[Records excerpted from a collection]
##########

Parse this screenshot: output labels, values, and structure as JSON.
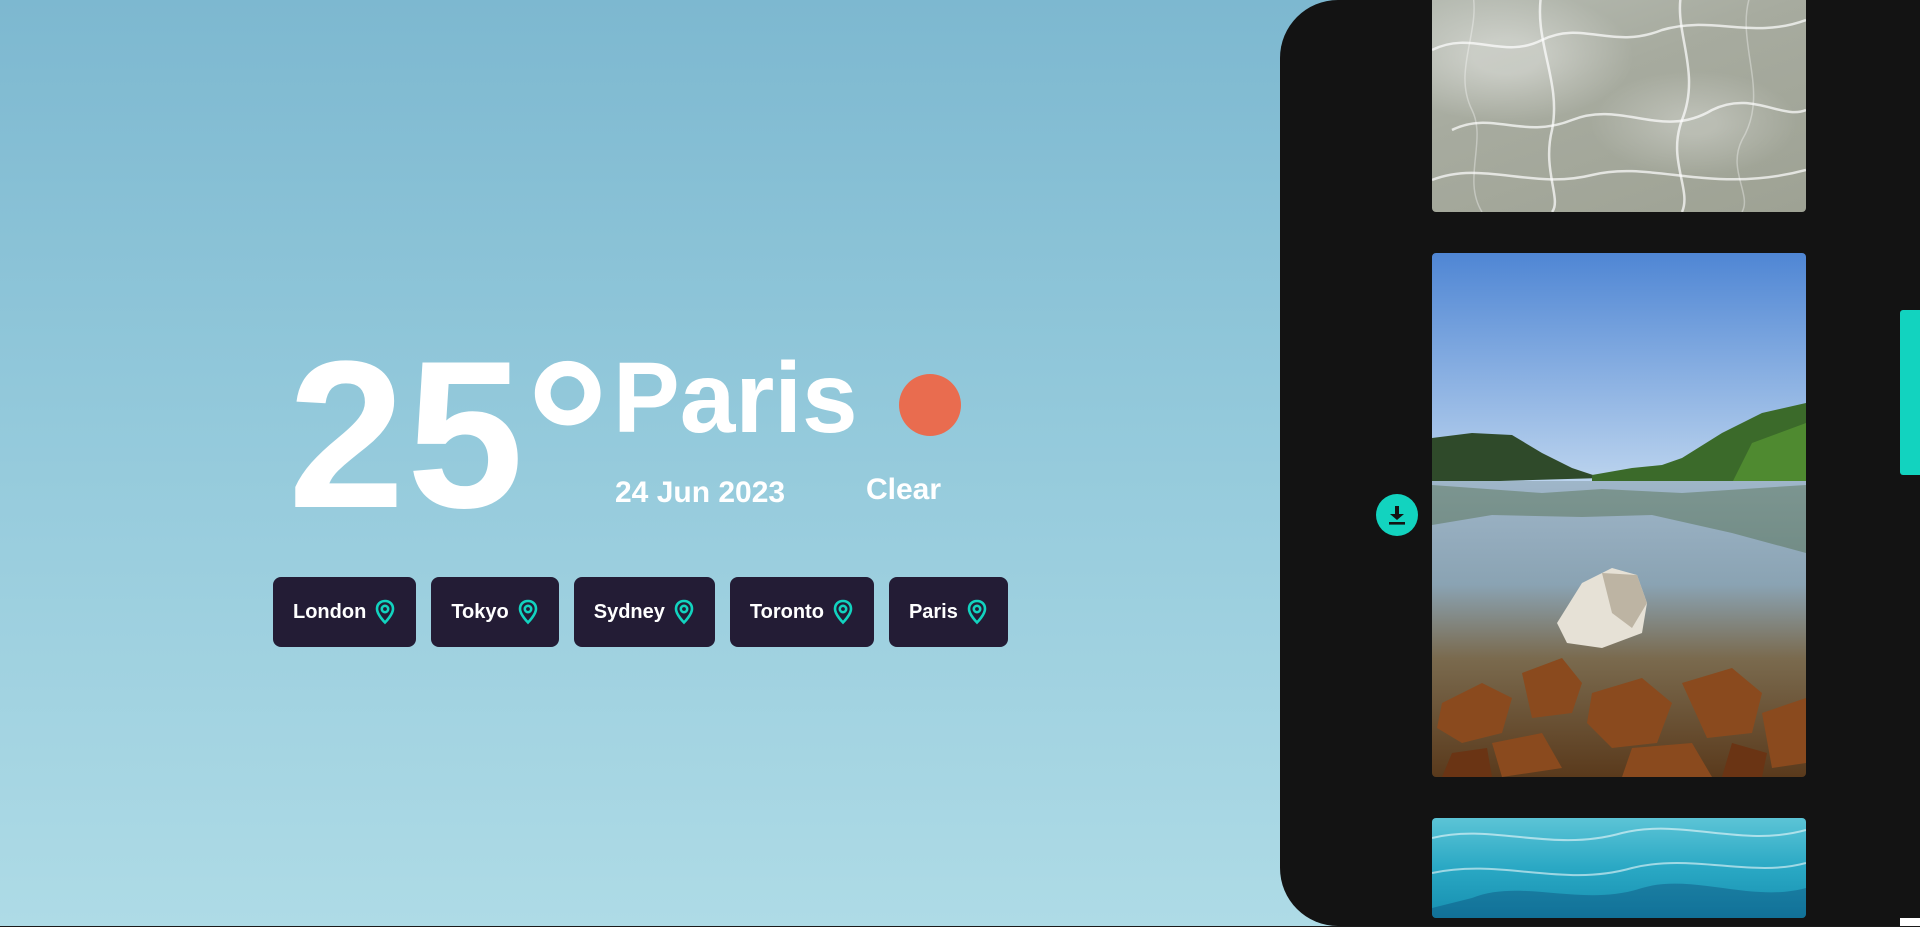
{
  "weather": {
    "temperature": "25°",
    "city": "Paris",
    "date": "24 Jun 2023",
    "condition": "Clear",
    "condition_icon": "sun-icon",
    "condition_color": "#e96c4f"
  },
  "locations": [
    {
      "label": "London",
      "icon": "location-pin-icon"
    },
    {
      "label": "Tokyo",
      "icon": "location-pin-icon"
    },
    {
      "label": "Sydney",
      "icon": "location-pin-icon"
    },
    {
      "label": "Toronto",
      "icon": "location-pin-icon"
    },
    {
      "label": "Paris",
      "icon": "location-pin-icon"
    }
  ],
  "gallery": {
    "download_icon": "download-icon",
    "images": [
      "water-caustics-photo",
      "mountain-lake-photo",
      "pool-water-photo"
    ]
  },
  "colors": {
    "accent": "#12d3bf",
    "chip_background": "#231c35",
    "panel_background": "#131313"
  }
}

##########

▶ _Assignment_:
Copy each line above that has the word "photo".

▶ _Result for this task_:
      "water-caustics-photo",
      "mountain-lake-photo",
      "pool-water-photo"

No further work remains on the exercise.